posted by: THREEFIFTHS on June 7, 2017  8:38pm

@Eva G

I am not implying that the City of New Haven should just take all blighted buildings and fix them and—voila, all will be well?My point is How come the city did not stop the blighted buildings before they became blighted buildings.Before buildings become blighted there are warning signs.Case and point do not pay your taxes on you car and see how quick you will find a boot on your car.You see the master plan was to let the buildings become blighted and then sale them off.

posted by: Eva G on June 7, 2017  10:37pm

3/5ths—thanks for the clarification, I’d totally misread you.
I really don’t know how the city handled (or didn’t handle) blight stuff back in the old days. I guess LCI was founded in the early 1990s because things had gotten quite bad—I get that. LCI does what it can but would ideally do more, have sharper teeth. I agree, if you don’t pay your car taxes, you get hammered; the same thing should happen with apartment buildings and so on. I don’t think it’s a nefarious scheme, though. If it WERE a nefarious scheme, 14 Canner Street would not have been the blight it’s been for as long as I’ve lived back here.

I’ll be honest, I don’t think City Hall’s well-organized enough to be as venal as you think it is :)
Someone may want to prove me wrong but I don’t see it—maybe in re: downtown, but not the neighborhoods.

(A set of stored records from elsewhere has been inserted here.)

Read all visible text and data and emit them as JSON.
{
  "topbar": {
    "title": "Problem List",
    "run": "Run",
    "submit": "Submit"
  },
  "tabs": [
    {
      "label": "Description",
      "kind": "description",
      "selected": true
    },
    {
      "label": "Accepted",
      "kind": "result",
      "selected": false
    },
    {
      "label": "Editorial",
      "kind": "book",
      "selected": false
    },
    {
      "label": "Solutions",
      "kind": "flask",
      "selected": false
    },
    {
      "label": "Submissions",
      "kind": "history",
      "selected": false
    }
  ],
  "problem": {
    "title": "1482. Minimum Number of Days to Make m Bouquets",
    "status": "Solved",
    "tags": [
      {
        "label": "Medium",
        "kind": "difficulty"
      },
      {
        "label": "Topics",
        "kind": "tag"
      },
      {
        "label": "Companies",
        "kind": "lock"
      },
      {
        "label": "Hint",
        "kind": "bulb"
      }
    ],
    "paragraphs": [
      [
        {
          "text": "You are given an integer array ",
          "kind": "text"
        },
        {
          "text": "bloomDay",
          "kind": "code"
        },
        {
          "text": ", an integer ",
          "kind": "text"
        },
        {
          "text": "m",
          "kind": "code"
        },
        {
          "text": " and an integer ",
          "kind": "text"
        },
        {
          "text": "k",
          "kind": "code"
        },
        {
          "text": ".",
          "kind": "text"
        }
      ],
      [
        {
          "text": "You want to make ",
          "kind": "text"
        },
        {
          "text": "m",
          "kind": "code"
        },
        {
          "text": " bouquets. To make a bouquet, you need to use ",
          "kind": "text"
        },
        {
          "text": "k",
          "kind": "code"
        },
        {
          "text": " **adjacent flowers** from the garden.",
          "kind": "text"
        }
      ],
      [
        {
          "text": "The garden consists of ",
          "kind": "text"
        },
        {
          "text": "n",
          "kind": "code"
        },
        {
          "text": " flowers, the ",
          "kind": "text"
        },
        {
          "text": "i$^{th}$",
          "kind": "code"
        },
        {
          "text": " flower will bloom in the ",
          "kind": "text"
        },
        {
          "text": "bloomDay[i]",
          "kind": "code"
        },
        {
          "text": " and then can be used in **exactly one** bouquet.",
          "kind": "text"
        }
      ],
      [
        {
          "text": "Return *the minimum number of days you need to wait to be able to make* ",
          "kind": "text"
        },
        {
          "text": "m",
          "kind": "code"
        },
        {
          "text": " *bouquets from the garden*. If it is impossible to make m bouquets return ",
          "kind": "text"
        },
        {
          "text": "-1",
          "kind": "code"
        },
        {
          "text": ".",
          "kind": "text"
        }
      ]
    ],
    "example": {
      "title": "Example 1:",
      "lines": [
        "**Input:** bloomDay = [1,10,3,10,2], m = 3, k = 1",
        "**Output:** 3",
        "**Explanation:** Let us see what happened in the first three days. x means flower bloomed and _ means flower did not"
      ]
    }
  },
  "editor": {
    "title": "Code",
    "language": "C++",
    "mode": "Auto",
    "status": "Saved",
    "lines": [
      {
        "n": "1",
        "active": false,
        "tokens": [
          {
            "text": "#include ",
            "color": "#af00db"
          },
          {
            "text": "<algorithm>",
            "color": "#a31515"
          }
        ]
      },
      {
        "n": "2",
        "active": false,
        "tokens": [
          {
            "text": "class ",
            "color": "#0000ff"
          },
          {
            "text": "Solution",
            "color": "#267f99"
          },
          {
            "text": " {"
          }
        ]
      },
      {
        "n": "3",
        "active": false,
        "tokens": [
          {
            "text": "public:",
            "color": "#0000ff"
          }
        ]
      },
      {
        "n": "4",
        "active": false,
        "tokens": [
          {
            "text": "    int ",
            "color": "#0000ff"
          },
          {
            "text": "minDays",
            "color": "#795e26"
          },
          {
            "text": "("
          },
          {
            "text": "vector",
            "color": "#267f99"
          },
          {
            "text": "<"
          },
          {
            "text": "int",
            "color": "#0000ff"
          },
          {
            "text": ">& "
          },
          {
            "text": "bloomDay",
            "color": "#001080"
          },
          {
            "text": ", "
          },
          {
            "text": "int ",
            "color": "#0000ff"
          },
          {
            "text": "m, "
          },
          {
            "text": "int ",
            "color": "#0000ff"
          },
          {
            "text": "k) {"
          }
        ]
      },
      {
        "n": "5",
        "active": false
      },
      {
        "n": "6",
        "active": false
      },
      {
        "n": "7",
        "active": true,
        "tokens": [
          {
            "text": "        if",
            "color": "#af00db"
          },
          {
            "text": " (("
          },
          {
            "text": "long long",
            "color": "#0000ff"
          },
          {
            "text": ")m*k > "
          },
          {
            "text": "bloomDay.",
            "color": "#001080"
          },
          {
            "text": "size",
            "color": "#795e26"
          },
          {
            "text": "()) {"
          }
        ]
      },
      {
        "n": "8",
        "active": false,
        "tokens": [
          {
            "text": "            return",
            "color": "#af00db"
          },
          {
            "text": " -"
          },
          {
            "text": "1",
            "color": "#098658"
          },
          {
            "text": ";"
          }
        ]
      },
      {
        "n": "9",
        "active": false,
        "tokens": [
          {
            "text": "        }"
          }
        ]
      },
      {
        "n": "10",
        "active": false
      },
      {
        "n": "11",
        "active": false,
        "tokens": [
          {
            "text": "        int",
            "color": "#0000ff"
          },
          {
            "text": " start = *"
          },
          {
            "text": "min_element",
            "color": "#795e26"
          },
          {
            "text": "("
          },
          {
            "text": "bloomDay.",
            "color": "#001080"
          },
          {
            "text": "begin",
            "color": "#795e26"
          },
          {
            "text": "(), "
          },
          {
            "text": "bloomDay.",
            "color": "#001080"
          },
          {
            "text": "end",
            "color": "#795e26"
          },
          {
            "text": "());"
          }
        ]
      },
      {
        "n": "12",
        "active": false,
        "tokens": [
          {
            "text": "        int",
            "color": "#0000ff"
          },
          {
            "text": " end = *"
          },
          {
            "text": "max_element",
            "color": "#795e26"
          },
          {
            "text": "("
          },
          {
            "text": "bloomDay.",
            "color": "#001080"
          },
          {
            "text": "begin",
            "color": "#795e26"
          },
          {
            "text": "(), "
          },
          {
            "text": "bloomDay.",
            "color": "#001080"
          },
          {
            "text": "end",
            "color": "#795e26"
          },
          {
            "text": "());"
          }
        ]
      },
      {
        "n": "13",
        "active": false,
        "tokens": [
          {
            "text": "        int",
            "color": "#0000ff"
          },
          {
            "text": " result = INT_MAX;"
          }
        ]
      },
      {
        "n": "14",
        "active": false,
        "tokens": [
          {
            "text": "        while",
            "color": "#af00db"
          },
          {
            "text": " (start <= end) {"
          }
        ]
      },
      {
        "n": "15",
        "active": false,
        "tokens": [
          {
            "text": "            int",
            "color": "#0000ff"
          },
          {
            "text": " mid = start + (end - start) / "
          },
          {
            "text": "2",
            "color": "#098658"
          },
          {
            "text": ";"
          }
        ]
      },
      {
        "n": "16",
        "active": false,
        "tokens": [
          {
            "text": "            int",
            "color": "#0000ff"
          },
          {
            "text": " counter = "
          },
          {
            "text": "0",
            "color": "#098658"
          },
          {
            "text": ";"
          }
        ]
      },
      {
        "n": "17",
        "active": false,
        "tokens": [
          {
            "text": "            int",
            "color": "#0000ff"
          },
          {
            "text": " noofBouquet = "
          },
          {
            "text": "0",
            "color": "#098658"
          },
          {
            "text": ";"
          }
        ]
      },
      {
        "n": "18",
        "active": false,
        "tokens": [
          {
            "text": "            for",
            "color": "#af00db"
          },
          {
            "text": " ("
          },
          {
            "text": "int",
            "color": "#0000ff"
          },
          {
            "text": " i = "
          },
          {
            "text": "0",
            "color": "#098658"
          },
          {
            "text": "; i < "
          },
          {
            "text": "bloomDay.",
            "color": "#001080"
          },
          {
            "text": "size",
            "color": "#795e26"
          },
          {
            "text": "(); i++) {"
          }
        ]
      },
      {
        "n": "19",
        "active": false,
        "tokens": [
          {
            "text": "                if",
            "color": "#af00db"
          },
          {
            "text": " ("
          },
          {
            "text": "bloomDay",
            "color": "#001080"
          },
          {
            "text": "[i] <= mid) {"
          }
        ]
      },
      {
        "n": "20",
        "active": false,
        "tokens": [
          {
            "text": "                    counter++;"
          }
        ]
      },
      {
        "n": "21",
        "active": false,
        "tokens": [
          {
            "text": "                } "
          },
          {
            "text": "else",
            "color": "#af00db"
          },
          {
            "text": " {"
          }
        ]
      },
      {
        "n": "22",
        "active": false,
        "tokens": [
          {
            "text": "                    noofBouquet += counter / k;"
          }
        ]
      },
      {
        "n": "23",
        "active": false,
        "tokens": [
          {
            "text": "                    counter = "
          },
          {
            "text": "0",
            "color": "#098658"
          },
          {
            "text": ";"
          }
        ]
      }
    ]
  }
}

Not yet.

posted by: RobotShlomo on June 8, 2017  11:13am


How the city “handled” all those blighted houses in the old days (early 90’s at the dawn of the DeStefano administration) that had been boarded up, was to tear them down, while touting that New Haven was going to be reinvented as an “arts town”, and building up downtown, and largely ignoring many of the outlying neighborhoods. To this day in parts of Fair Haven you have empty lots with concrete stairs leading up to nothing. The city treated the symptom(s), but it failed to address the actual CAUSE of the problem, which was and is high property taxes. And the ones who are said to be “working hard” to develop apartments like Randy Salvatore, right now only appear to be ready to cash out before the coming crash.

As I keep saying, when the banks foreclosed on all those who bought houses in the sub prime mortgage market (and then turned around and bet on those loans to fail), they CREATED the conditions where rent now costs more than a house. And by forcing those homeowners out into apartments through foreclosure, it created artificial scarcity in the rental market. Now those very same banks are more than happy to loan money to build these “market rate / luxury apartments”. With everyone is looking to make a quick buck on the rental market now, they’re creating another bubble and inevitably they’re going to saturate the market. Because if there’s one thing we’ve learned, it’s that the “free market” is incapable or regulating itself. The whole boom of ” the return to the city” was built on a myth, as Census data states growth is actually happening FASTER in the suburbs.

And now that the rock n’ roll dudes have been replaced by lawyers, is it safe to say that the vision of New Haven as an arts town has now been put to rest?

posted by: Eva G on June 8, 2017  1:15pm

RobotShlomo—nah, I’d still say it’s an arts town; just that Goatville is no longer the neighborhood where I assume all the rock and roll dudes are! (There are some still around though, honest.) (I think there was a migration trend toward Westville though.)